You drank your pre-workout shake. You stayed hydrated as you sweated it out. But have you given any thought to what you’ll eat and drink when you’ve wiped that sweat off your brow? Your post-workout nutrition is just as important for your athletic performance.
Why your post-workout meal matters
When you exercise, your body undergoes a lot of wear and tear and your muscles burn up their stored glycogen. And it’s during the recovery process, not during your actual workout, that you get stronger and start to see the benefits of your exercise routine. That’s why properly fueling your recovery process is important for every athlete.
Post-workout nutrition perks
With the right approach, your post-workout meal will boost your muscle strength and size, soothe muscle soreness and pain, and speed up your recovery so you can hit the gym again sooner.
It’s all about ratios and timing
You need the right combination of carbs to replenish your muscles’ glycogen, and protein for muscle repair.
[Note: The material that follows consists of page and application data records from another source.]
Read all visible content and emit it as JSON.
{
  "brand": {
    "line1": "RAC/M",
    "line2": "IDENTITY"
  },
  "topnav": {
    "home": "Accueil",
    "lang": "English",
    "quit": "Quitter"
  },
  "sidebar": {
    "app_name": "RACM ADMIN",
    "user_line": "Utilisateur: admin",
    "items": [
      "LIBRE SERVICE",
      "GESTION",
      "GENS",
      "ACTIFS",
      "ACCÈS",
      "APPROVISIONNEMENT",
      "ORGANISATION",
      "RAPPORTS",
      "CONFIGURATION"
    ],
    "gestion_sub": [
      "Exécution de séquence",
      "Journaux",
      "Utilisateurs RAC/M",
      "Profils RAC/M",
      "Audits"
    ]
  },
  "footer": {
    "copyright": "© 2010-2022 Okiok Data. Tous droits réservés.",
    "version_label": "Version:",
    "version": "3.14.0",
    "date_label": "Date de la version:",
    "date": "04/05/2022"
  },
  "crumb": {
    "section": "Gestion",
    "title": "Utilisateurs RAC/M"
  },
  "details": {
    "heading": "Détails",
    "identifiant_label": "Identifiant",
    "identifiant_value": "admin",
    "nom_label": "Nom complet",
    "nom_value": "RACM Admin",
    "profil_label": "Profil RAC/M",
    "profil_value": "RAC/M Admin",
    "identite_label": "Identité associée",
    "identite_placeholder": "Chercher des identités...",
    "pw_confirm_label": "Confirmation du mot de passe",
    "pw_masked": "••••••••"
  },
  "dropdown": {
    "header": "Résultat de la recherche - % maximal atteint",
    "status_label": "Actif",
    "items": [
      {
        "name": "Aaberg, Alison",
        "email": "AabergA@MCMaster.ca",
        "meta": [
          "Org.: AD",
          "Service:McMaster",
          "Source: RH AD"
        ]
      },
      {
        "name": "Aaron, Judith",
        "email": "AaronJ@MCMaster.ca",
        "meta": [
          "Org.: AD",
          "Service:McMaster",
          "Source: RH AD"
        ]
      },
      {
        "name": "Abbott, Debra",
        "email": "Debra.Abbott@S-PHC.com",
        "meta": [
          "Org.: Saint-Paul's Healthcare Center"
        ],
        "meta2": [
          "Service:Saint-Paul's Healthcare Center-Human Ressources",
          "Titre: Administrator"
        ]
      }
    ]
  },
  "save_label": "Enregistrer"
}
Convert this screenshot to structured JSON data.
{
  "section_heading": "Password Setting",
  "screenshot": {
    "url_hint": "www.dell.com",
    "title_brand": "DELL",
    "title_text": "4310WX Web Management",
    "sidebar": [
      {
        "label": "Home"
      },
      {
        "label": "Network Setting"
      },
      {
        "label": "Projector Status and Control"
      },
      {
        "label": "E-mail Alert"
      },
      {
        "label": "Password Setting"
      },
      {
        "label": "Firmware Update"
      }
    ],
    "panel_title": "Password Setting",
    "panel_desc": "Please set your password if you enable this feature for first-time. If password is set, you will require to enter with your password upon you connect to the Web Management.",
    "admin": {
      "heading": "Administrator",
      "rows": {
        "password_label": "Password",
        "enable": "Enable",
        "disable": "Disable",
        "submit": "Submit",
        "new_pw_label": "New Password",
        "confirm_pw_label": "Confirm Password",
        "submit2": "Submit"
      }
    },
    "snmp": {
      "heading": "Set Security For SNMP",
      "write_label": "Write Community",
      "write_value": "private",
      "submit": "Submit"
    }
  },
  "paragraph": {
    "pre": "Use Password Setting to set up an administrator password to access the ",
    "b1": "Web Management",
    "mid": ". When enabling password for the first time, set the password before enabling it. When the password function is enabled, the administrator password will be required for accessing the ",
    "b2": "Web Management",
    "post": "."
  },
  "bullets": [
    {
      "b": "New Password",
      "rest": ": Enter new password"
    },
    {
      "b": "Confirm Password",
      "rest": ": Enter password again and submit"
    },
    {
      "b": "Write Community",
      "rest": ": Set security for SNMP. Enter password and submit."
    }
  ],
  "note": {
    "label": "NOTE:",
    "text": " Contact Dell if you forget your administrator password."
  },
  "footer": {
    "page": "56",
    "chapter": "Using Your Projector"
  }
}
“An endurance athlete should aim for a 4:1 carbs-to-protein ratio in their post-workout meal,” recommends sports nutritionist Melissa Boufounos. “And a strength and power athlete, or someone looking to lose weight, may drop to a 3:1 ratio.”
In other words, your post-workout shake or meal should offer up approximately 30 grams of protein, plus 90 to 120 grams of carbs (depending on your athletic goals). Ideally, eat within 60 minutes of working out—that’s when your body needs that food the most.
Don’t forget hydration
Getting hydrated quickly will magnify your recovery and performance. Drink 1 L (32 oz) of fluids for every kilogram of body weight you lost via sweating.
The best post-workout foods and supplements
- Simple carbohydrates
- Coenzyme Q10
- Easily digestible protein
- Branched-chain amino acids (BCAAs)
Laid up with an injury? Nutrition still matters!
Taking an extended break from the gym often leads to a loss in mobility and muscle strength. Maintaining your healthy nutrition habits helps prevent this. Keep your protein intake up. In fact, increasing your protein intake to 2 to 2.5 grams of protein per kilogram of body weight per day may support a faster recovery and curtail muscle loss.
The best foods and supplements for injured athletes
- Whole plant foods
- Tart cherry juice
Healthy eating for rest day (and every day)
Take a recovery day every three to five days, or whenever you’re feeling very sore.
On days when you’re not engaging in strenuous exercise, you don’t need to emphasize high-energy, high-glycemic foods (e.g., very high-carb meals, sugar-rich sports drinks, etc.) like you normally would on workout days.
However, most athletes—with the exception of those trying to lose weight—benefit from consuming roughly the same total number of calories that they’d eat on an active day.
Use rest days to eat and supplement with the goal of protecting yourself from illness, wear and tear on your joints, and more. Think of it as nutritional insurance.